Problem details: What is needed is a copy of each line in the listing that contains "name".

___

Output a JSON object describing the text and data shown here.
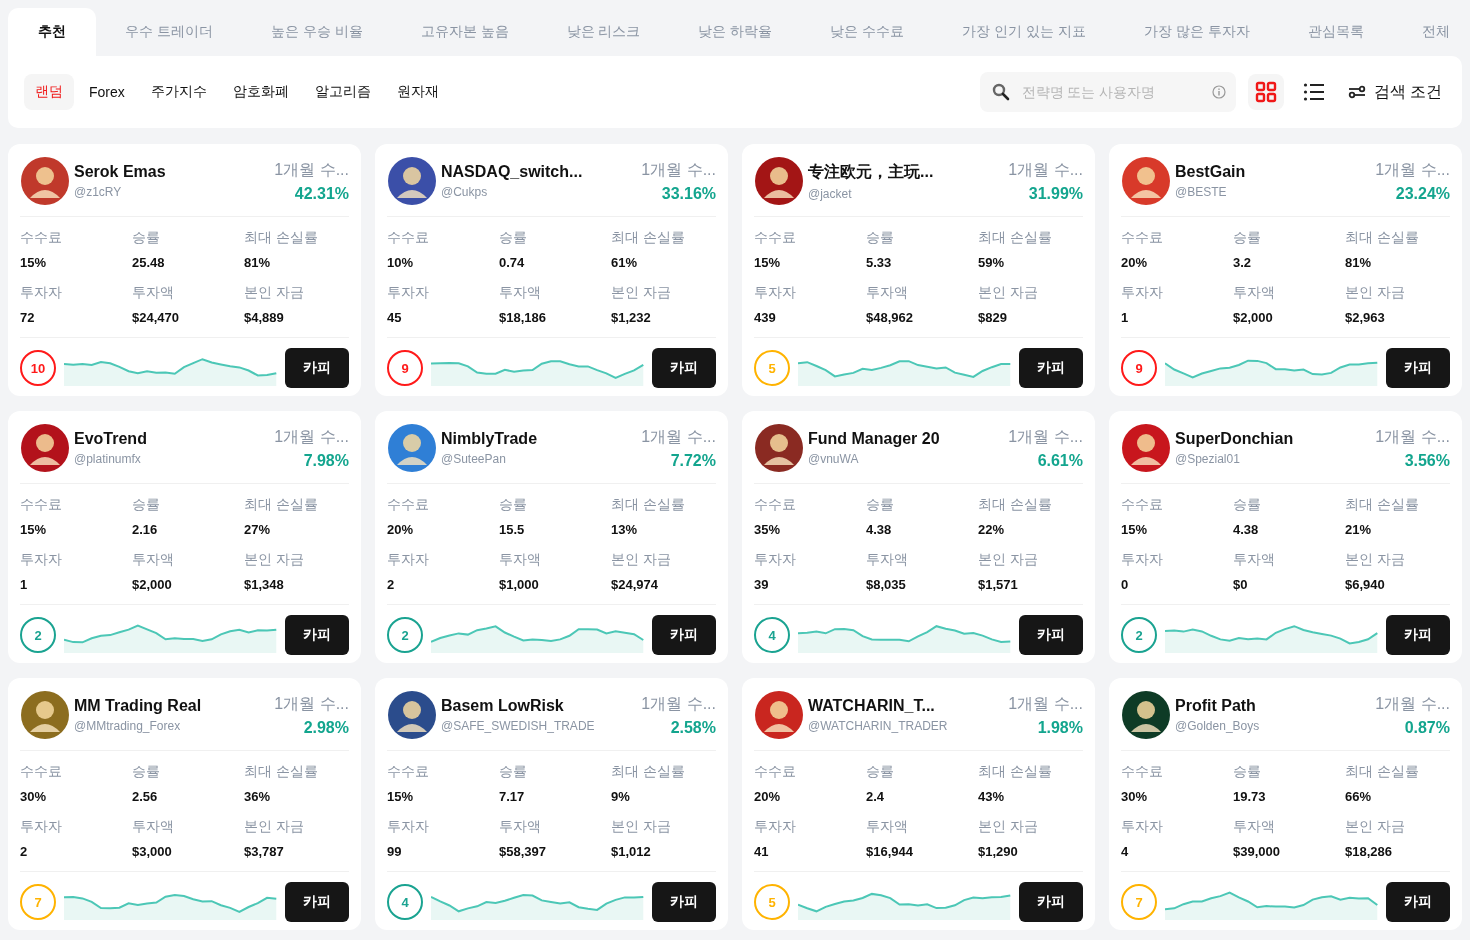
{
  "tabs": [
    {
      "label": "추천",
      "selected": true
    },
    {
      "label": "우수 트레이더",
      "selected": false
    },
    {
      "label": "높은 우승 비율",
      "selected": false
    },
    {
      "label": "고유자본 높음",
      "selected": false
    },
    {
      "label": "낮은 리스크",
      "selected": false
    },
    {
      "label": "낮은 하락율",
      "selected": false
    },
    {
      "label": "낮은 수수료",
      "selected": false
    },
    {
      "label": "가장 인기 있는 지표",
      "selected": false
    },
    {
      "label": "가장 많은 투자자",
      "selected": false
    },
    {
      "label": "관심목록",
      "selected": false
    },
    {
      "label": "전체",
      "selected": false
    }
  ],
  "filters": [
    {
      "label": "랜덤",
      "selected": true
    },
    {
      "label": "Forex",
      "selected": false
    },
    {
      "label": "주가지수",
      "selected": false
    },
    {
      "label": "암호화폐",
      "selected": false
    },
    {
      "label": "알고리즘",
      "selected": false
    },
    {
      "label": "원자재",
      "selected": false
    }
  ],
  "search": {
    "placeholder": "전략명 또는 사용자명"
  },
  "views": [
    {
      "kind": "grid",
      "selected": true
    },
    {
      "kind": "list",
      "selected": false
    }
  ],
  "search_conditions": "검색 조건",
  "cards": [
    {
      "name": "Serok Emas",
      "handle": "@z1cRY",
      "period": "1개월 수...",
      "return": "42.31%",
      "stats": [
        {
          "label": "수수료",
          "value": "15%"
        },
        {
          "label": "승률",
          "value": "25.48"
        },
        {
          "label": "최대 손실률",
          "value": "81%"
        },
        {
          "label": "투자자",
          "value": "72"
        },
        {
          "label": "투자액",
          "value": "$24,470"
        },
        {
          "label": "본인 자금",
          "value": "$4,889"
        }
      ],
      "risk": "10",
      "color": "#ff1a1a",
      "button": "카피"
    },
    {
      "name": "NASDAQ_switch...",
      "handle": "@Cukps",
      "period": "1개월 수...",
      "return": "33.16%",
      "stats": [
        {
          "label": "수수료",
          "value": "10%"
        },
        {
          "label": "승률",
          "value": "0.74"
        },
        {
          "label": "최대 손실률",
          "value": "61%"
        },
        {
          "label": "투자자",
          "value": "45"
        },
        {
          "label": "투자액",
          "value": "$18,186"
        },
        {
          "label": "본인 자금",
          "value": "$1,232"
        }
      ],
      "risk": "9",
      "color": "#ff1a1a",
      "button": "카피"
    },
    {
      "name": "专注欧元，主玩...",
      "handle": "@jacket",
      "period": "1개월 수...",
      "return": "31.99%",
      "stats": [
        {
          "label": "수수료",
          "value": "15%"
        },
        {
          "label": "승률",
          "value": "5.33"
        },
        {
          "label": "최대 손실률",
          "value": "59%"
        },
        {
          "label": "투자자",
          "value": "439"
        },
        {
          "label": "투자액",
          "value": "$48,962"
        },
        {
          "label": "본인 자금",
          "value": "$829"
        }
      ],
      "risk": "5",
      "color": "#ffb300",
      "button": "카피"
    },
    {
      "name": "BestGain",
      "handle": "@BESTE",
      "period": "1개월 수...",
      "return": "23.24%",
      "stats": [
        {
          "label": "수수료",
          "value": "20%"
        },
        {
          "label": "승률",
          "value": "3.2"
        },
        {
          "label": "최대 손실률",
          "value": "81%"
        },
        {
          "label": "투자자",
          "value": "1"
        },
        {
          "label": "투자액",
          "value": "$2,000"
        },
        {
          "label": "본인 자금",
          "value": "$2,963"
        }
      ],
      "risk": "9",
      "color": "#ff1a1a",
      "button": "카피"
    },
    {
      "name": "EvoTrend",
      "handle": "@platinumfx",
      "period": "1개월 수...",
      "return": "7.98%",
      "stats": [
        {
          "label": "수수료",
          "value": "15%"
        },
        {
          "label": "승률",
          "value": "2.16"
        },
        {
          "label": "최대 손실률",
          "value": "27%"
        },
        {
          "label": "투자자",
          "value": "1"
        },
        {
          "label": "투자액",
          "value": "$2,000"
        },
        {
          "label": "본인 자금",
          "value": "$1,348"
        }
      ],
      "risk": "2",
      "color": "#1aa391",
      "button": "카피"
    },
    {
      "name": "NimblyTrade",
      "handle": "@SuteePan",
      "period": "1개월 수...",
      "return": "7.72%",
      "stats": [
        {
          "label": "수수료",
          "value": "20%"
        },
        {
          "label": "승률",
          "value": "15.5"
        },
        {
          "label": "최대 손실률",
          "value": "13%"
        },
        {
          "label": "투자자",
          "value": "2"
        },
        {
          "label": "투자액",
          "value": "$1,000"
        },
        {
          "label": "본인 자금",
          "value": "$24,974"
        }
      ],
      "risk": "2",
      "color": "#1aa391",
      "button": "카피"
    },
    {
      "name": "Fund Manager 20",
      "handle": "@vnuWA",
      "period": "1개월 수...",
      "return": "6.61%",
      "stats": [
        {
          "label": "수수료",
          "value": "35%"
        },
        {
          "label": "승률",
          "value": "4.38"
        },
        {
          "label": "최대 손실률",
          "value": "22%"
        },
        {
          "label": "투자자",
          "value": "39"
        },
        {
          "label": "투자액",
          "value": "$8,035"
        },
        {
          "label": "본인 자금",
          "value": "$1,571"
        }
      ],
      "risk": "4",
      "color": "#1aa391",
      "button": "카피"
    },
    {
      "name": "SuperDonchian",
      "handle": "@Spezial01",
      "period": "1개월 수...",
      "return": "3.56%",
      "stats": [
        {
          "label": "수수료",
          "value": "15%"
        },
        {
          "label": "승률",
          "value": "4.38"
        },
        {
          "label": "최대 손실률",
          "value": "21%"
        },
        {
          "label": "투자자",
          "value": "0"
        },
        {
          "label": "투자액",
          "value": "$0"
        },
        {
          "label": "본인 자금",
          "value": "$6,940"
        }
      ],
      "risk": "2",
      "color": "#1aa391",
      "button": "카피"
    },
    {
      "name": "MM Trading Real",
      "handle": "@MMtrading_Forex",
      "period": "1개월 수...",
      "return": "2.98%",
      "stats": [
        {
          "label": "수수료",
          "value": "30%"
        },
        {
          "label": "승률",
          "value": "2.56"
        },
        {
          "label": "최대 손실률",
          "value": "36%"
        },
        {
          "label": "투자자",
          "value": "2"
        },
        {
          "label": "투자액",
          "value": "$3,000"
        },
        {
          "label": "본인 자금",
          "value": "$3,787"
        }
      ],
      "risk": "7",
      "color": "#ffb300",
      "button": "카피"
    },
    {
      "name": "Basem LowRisk",
      "handle": "@SAFE_SWEDISH_TRADE",
      "period": "1개월 수...",
      "return": "2.58%",
      "stats": [
        {
          "label": "수수료",
          "value": "15%"
        },
        {
          "label": "승률",
          "value": "7.17"
        },
        {
          "label": "최대 손실률",
          "value": "9%"
        },
        {
          "label": "투자자",
          "value": "99"
        },
        {
          "label": "투자액",
          "value": "$58,397"
        },
        {
          "label": "본인 자금",
          "value": "$1,012"
        }
      ],
      "risk": "4",
      "color": "#1aa391",
      "button": "카피"
    },
    {
      "name": "WATCHARIN_T...",
      "handle": "@WATCHARIN_TRADER",
      "period": "1개월 수...",
      "return": "1.98%",
      "stats": [
        {
          "label": "수수료",
          "value": "20%"
        },
        {
          "label": "승률",
          "value": "2.4"
        },
        {
          "label": "최대 손실률",
          "value": "43%"
        },
        {
          "label": "투자자",
          "value": "41"
        },
        {
          "label": "투자액",
          "value": "$16,944"
        },
        {
          "label": "본인 자금",
          "value": "$1,290"
        }
      ],
      "risk": "5",
      "color": "#ffb300",
      "button": "카피"
    },
    {
      "name": "Profit Path",
      "handle": "@Golden_Boys",
      "period": "1개월 수...",
      "return": "0.87%",
      "stats": [
        {
          "label": "수수료",
          "value": "30%"
        },
        {
          "label": "승률",
          "value": "19.73"
        },
        {
          "label": "최대 손실률",
          "value": "66%"
        },
        {
          "label": "투자자",
          "value": "4"
        },
        {
          "label": "투자액",
          "value": "$39,000"
        },
        {
          "label": "본인 자금",
          "value": "$18,286"
        }
      ],
      "risk": "7",
      "color": "#ffb300",
      "button": "카피"
    }
  ]
}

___

Exercise response:
      "name": "Serok Emas",
      "name": "NASDAQ_switch...",
      "name": "专注欧元，主玩...",
      "name": "BestGain",
      "name": "EvoTrend",
      "name": "NimblyTrade",
      "name": "Fund Manager 20",
      "name": "SuperDonchian",
      "name": "MM Trading Real",
      "name": "Basem LowRisk",
      "name": "WATCHARIN_T...",
      "name": "Profit Path",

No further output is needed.